Stored items from a collection:
○ ○ ○ ○
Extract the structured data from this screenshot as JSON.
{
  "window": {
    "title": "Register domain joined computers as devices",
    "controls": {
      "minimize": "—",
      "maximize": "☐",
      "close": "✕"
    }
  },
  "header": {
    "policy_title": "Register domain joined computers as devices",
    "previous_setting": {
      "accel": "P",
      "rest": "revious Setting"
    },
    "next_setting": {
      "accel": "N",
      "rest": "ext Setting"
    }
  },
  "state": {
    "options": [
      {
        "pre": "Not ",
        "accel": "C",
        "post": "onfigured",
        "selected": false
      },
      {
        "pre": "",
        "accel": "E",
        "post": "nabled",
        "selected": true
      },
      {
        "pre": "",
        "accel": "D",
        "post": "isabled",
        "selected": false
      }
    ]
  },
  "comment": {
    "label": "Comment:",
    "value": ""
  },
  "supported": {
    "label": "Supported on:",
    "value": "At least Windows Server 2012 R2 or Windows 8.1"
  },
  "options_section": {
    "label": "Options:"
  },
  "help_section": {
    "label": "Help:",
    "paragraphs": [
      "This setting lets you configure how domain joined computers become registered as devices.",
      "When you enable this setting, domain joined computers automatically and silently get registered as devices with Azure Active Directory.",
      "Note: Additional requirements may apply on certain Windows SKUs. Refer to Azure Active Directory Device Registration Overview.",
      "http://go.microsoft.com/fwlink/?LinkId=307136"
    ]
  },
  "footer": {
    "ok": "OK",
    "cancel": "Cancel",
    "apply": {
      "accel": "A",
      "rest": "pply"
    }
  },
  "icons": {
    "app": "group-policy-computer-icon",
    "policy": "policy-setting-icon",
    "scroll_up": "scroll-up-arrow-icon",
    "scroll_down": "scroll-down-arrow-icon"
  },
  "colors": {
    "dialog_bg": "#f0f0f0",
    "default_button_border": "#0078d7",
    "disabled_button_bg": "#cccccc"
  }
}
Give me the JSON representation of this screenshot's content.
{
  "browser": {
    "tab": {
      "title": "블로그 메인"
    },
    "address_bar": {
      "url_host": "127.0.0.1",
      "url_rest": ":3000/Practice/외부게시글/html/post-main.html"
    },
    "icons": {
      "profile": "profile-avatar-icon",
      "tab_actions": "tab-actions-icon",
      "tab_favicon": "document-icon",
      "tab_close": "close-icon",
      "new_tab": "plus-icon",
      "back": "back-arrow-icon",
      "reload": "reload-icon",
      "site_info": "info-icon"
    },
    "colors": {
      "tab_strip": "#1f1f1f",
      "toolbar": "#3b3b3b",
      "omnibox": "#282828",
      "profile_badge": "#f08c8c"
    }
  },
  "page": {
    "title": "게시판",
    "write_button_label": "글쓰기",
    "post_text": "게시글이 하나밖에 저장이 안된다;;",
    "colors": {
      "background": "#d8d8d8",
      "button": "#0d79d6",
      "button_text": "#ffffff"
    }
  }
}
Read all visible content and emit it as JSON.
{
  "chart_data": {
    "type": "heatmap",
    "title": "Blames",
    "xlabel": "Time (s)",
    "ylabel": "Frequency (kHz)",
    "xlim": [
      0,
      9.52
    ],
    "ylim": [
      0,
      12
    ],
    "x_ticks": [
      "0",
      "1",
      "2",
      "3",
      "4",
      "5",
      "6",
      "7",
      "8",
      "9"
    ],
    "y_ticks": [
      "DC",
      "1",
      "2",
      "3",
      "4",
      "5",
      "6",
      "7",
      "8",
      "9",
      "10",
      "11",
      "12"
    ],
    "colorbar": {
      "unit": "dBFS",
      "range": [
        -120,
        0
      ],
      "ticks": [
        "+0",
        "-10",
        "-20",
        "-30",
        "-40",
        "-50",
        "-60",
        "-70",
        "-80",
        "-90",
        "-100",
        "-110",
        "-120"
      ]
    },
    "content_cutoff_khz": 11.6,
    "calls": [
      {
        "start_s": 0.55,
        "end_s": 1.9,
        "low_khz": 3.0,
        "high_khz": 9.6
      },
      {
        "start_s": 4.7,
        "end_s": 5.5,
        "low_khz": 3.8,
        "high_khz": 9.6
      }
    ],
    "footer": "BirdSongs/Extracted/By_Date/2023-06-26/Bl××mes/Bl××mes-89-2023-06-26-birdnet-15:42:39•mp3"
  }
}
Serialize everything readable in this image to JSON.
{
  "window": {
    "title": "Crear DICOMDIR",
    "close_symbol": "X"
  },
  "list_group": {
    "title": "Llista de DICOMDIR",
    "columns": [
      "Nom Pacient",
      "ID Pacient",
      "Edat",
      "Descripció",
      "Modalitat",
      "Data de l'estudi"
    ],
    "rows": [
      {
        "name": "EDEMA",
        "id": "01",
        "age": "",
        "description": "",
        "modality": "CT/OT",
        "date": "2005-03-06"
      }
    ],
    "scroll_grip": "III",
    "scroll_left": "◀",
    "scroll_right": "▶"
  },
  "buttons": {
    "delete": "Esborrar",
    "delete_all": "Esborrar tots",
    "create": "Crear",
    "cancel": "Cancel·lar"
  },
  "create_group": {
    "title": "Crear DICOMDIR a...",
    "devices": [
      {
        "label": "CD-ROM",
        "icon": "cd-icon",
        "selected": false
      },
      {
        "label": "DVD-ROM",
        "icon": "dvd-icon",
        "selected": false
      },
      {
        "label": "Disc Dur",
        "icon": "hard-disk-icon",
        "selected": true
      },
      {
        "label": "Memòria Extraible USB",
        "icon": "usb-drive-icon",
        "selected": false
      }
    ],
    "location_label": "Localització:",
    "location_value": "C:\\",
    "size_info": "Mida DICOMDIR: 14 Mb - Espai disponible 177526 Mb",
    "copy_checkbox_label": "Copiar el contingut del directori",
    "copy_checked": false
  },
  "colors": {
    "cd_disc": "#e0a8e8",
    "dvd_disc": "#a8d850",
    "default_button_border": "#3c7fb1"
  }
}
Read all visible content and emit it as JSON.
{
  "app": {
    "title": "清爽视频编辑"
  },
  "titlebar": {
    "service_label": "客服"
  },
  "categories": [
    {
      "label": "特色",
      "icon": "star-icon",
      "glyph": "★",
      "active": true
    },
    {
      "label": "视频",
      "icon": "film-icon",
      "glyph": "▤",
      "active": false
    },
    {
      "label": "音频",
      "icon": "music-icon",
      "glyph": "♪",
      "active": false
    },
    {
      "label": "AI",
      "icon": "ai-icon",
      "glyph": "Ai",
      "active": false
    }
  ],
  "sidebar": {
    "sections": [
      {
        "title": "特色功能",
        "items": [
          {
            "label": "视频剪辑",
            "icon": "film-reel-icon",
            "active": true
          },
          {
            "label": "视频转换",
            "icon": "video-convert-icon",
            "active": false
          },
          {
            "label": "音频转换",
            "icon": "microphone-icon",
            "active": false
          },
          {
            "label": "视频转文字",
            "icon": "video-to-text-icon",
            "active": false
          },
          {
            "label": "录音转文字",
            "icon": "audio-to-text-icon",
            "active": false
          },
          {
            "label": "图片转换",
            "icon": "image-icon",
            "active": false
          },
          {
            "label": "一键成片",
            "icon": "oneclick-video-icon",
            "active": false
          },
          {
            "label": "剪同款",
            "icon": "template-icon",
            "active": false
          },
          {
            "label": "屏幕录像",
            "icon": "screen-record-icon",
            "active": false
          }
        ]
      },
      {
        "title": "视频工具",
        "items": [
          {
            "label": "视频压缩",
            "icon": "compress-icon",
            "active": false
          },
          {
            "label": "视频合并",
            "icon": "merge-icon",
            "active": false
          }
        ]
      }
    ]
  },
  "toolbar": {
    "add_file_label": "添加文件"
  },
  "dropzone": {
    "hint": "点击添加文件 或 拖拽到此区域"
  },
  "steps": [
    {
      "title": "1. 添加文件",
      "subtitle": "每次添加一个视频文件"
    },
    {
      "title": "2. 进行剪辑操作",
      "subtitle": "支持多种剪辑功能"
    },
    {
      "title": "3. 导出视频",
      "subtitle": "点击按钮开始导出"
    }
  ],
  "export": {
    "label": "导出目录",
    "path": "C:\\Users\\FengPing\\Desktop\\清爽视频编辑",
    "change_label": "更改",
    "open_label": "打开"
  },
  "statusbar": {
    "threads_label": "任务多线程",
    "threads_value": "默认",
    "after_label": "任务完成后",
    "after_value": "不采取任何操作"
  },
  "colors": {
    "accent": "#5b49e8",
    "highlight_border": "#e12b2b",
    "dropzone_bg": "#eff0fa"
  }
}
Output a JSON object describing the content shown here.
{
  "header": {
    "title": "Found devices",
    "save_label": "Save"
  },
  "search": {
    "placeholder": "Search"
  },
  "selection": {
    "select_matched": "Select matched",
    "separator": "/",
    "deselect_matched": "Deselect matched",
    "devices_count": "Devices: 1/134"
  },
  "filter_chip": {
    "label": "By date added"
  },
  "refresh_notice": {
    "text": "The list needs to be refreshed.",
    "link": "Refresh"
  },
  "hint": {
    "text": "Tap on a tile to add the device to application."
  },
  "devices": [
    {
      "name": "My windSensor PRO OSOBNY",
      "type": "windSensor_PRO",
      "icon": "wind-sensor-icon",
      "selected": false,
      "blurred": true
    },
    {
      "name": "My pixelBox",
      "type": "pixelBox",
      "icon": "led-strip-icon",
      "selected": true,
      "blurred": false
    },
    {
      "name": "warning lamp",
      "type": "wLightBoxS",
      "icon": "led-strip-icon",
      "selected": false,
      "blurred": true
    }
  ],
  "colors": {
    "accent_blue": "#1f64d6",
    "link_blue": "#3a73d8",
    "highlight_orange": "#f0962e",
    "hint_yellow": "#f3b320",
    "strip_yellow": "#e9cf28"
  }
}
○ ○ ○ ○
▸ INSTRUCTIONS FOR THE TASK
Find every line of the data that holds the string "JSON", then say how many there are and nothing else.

▸ REPLY
6